I have met with many civil society actors and networks recently – including through the Civil Society Support Room. All of these Syrians, from both inside and outside, and irrespective of their political orientations or backgrounds, are eager, even desperate, for a political solution. But it strikes me that they do not really believe that a real process that could lead to a solution is likely.
This week I also engaged with the Syrian Women’s Advisory Board, who met in Geneva to deepen their understanding of how constitutional processes can protect and advance women’s rights. They and many others stress the critical importance of at least 30% women participating in a constitutional committee. But they too emphasized the deficit of faith that Syrians, men and women, have in the political process.
This is why a political process must be about more than just meetings in Geneva – it must include concrete actions on the ground, to inspire trust and confidence. I will therefore continue to intensively consult the widest spectrum of Syrians on what they see as practical and constructive entry points for trust-building actions.
But ultimately of course, it falls upon the parties to take those actions. Unblocking the impasse will be difficult. There is much mistrust. Positions are entrenched. But I believe that international discussions and cooperation can help Syrians overcome these obstacles. This is not to undermine the Syrian-led and owned nature of the process. It is simply a recognition of the extent of international involvement in Syria and the centrality of international support for any viable future for Syria. So real steps on the ground could and should see international actions too. This would build trust and confidence among Syrians -- and also between Syria and the international community.
At present, no currently active international grouping brings together all key international players whose support can guarantee concrete and reciprocal steps, across all dimensions. I believe my effort should be helped by bringing together the will embodied in the Astana format, the Small Group format and the permanent membership of this Council.
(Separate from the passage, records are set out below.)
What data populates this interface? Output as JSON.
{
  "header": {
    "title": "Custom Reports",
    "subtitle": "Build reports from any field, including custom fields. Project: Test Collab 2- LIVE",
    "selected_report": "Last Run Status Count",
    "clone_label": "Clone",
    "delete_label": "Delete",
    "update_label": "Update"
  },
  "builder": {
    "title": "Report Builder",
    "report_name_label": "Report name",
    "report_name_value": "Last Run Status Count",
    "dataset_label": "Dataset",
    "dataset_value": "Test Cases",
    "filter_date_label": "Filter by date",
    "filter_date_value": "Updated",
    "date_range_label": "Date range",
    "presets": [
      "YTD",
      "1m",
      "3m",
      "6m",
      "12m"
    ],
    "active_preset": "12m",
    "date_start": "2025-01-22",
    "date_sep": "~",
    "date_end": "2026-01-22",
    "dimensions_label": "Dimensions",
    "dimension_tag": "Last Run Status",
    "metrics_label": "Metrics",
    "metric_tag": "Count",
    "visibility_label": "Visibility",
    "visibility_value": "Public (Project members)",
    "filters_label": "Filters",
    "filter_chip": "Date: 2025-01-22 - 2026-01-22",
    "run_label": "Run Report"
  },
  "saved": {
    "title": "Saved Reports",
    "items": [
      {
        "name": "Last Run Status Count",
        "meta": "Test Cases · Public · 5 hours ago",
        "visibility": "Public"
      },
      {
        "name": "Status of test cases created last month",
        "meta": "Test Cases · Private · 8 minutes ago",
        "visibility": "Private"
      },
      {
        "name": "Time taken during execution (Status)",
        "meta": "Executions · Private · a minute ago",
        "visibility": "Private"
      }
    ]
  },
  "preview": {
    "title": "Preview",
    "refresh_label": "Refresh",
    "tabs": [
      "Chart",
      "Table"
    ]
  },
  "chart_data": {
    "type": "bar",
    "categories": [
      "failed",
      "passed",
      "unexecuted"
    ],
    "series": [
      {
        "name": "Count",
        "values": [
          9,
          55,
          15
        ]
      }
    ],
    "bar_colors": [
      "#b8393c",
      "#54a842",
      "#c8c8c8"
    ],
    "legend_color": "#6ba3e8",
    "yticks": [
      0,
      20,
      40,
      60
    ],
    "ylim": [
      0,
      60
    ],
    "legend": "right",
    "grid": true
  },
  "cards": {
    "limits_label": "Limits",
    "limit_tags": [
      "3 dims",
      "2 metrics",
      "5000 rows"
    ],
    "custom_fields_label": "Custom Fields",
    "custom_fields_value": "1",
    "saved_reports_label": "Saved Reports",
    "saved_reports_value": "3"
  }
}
This is why I continue to work on inviting a group of key players to a common forum, to support a Syrian-led and owned process in Geneva in a very practical way.
Tomorrow, at the G20 Summit, world leaders will have many items on their agenda. The Secretary-General and I have urged that Syria should be high among them. We hope that Russia and Turkey can work at the highest level to stabilize the situation in Idlib. We hope that Russia and the United States can build on recent talks and deepen their dialogue at the highest level too, because cooperation between them will be a key element for international cooperation on Syria. And we also hope that cooperation can be built in a way that all other key players are involved – supporting a Syrian-led and owned process facilitated by the United Nations in the discharge of its mandate from this Council.
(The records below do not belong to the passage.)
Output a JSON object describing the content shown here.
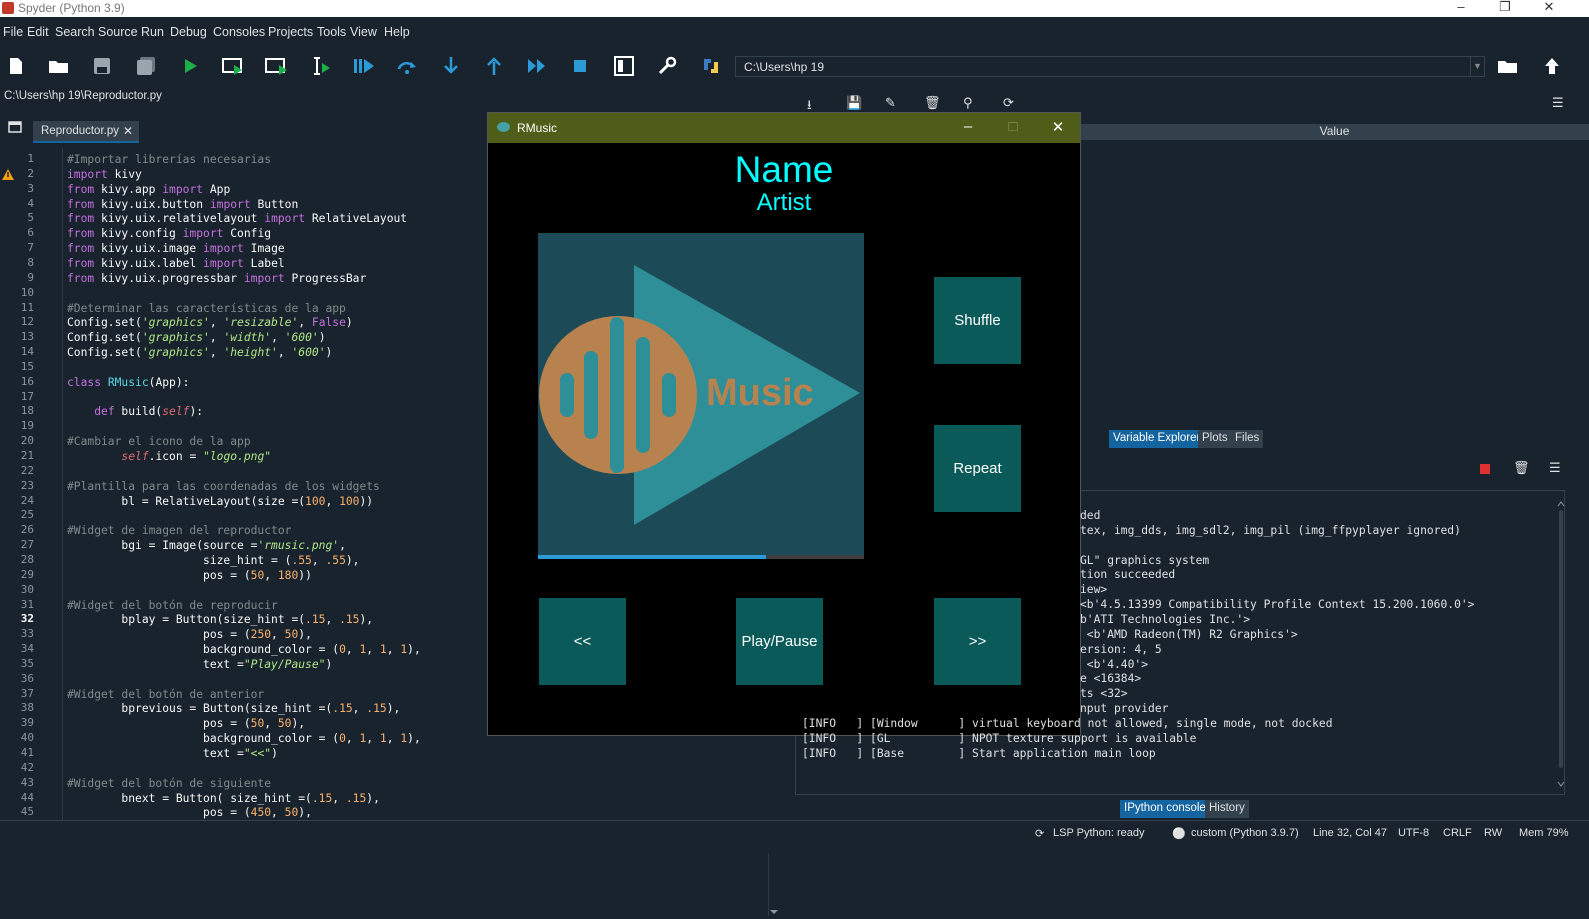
{
  "window": {
    "title": "Spyder (Python 3.9)"
  },
  "menu": [
    "File",
    "Edit",
    "Search",
    "Source",
    "Run",
    "Debug",
    "Consoles",
    "Projects",
    "Tools",
    "View",
    "Help"
  ],
  "toolbar": {
    "path": "C:\\Users\\hp 19"
  },
  "editor": {
    "file_path": "C:\\Users\\hp 19\\Reproductor.py",
    "tab_label": "Reproductor.py",
    "current_line": 32,
    "lines": [
      "#Importar librerías necesarias",
      "import kivy",
      "from kivy.app import App",
      "from kivy.uix.button import Button",
      "from kivy.uix.relativelayout import RelativeLayout",
      "from kivy.config import Config",
      "from kivy.uix.image import Image",
      "from kivy.uix.label import Label",
      "from kivy.uix.progressbar import ProgressBar",
      "",
      "#Determinar las características de la app",
      "Config.set('graphics', 'resizable', False)",
      "Config.set('graphics', 'width', '600')",
      "Config.set('graphics', 'height', '600')",
      "",
      "class RMusic(App):",
      "",
      "    def build(self):",
      "",
      "#Cambiar el icono de la app",
      "        self.icon = \"logo.png\"",
      "",
      "#Plantilla para las coordenadas de los widgets",
      "        bl = RelativeLayout(size =(100, 100))",
      "",
      "#Widget de imagen del reproductor",
      "        bgi = Image(source ='rmusic.png',",
      "                    size_hint = (.55, .55),",
      "                    pos = (50, 180))",
      "",
      "#Widget del botón de reproducir",
      "        bplay = Button(size_hint =(.15, .15),",
      "                    pos = (250, 50),",
      "                    background_color = (0, 1, 1, 1),",
      "                    text =\"Play/Pause\")",
      "",
      "#Widget del botón de anterior",
      "        bprevious = Button(size_hint =(.15, .15),",
      "                    pos = (50, 50),",
      "                    background_color = (0, 1, 1, 1),",
      "                    text =\"<<\")",
      "",
      "#Widget del botón de siguiente",
      "        bnext = Button( size_hint =(.15, .15),",
      "                    pos = (450, 50),"
    ]
  },
  "right_panel": {
    "value_header": "Value",
    "tabs_top": [
      "Variable Explorer",
      "Plots",
      "Files"
    ],
    "tabs_bottom": [
      "IPython console",
      "History"
    ]
  },
  "console": {
    "lines": [
      "ded",
      "tex, img_dds, img_sdl2, img_pil (img_ffpyplayer ignored)",
      "",
      "GL\" graphics system",
      "tion succeeded",
      "iew>",
      "<b'4.5.13399 Compatibility Profile Context 15.200.1060.0'>",
      "b'ATI Technologies Inc.'>",
      " <b'AMD Radeon(TM) R2 Graphics'>",
      "ersion: 4, 5",
      " <b'4.40'>",
      "e <16384>",
      "ts <32>",
      "nput provider",
      "[INFO   ] [Window      ] virtual keyboard not allowed, single mode, not docked",
      "[INFO   ] [GL          ] NPOT texture support is available",
      "[INFO   ] [Base        ] Start application main loop"
    ]
  },
  "statusbar": {
    "lsp": "LSP Python: ready",
    "env": "custom (Python 3.9.7)",
    "position": "Line 32, Col 47",
    "encoding": "UTF-8",
    "eol": "CRLF",
    "rw": "RW",
    "mem": "Mem 79%"
  },
  "kivy_app": {
    "title": "RMusic",
    "name": "Name",
    "artist": "Artist",
    "cover_text": "Music",
    "progress": 0.7,
    "buttons": {
      "shuffle": "Shuffle",
      "repeat": "Repeat",
      "prev": "<<",
      "play": "Play/Pause",
      "next": ">>"
    },
    "colors": {
      "title_bar": "#4e5e18",
      "text": "#00ffff",
      "button": "#0b5a5a"
    }
  }
}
Since the beginning of my tenure, this Council has offered its full support for my mission, and I have greatly appreciated that. Six months into the job, I appreciate just how complex and difficult it is – but also I see the possibilities to chart the path out of this conflict. It is now time for the Idlib situation to be stabilized and a nationwide ceasefire pursued. It is in fact past time to launch a constitutional committee. It is also time to try to develop a climate of confidence-building measures. And we clearly need a renewed international support format.
These are the kinds of actions that would signal that we are at least moving down a political path in line with resolution 2254 -- through a constitutional committee unfolding in a safe, calm and neutral environment, paving the way for free and fair UN-supervised elections as envisaged in the resolution, and a lasting political settlement.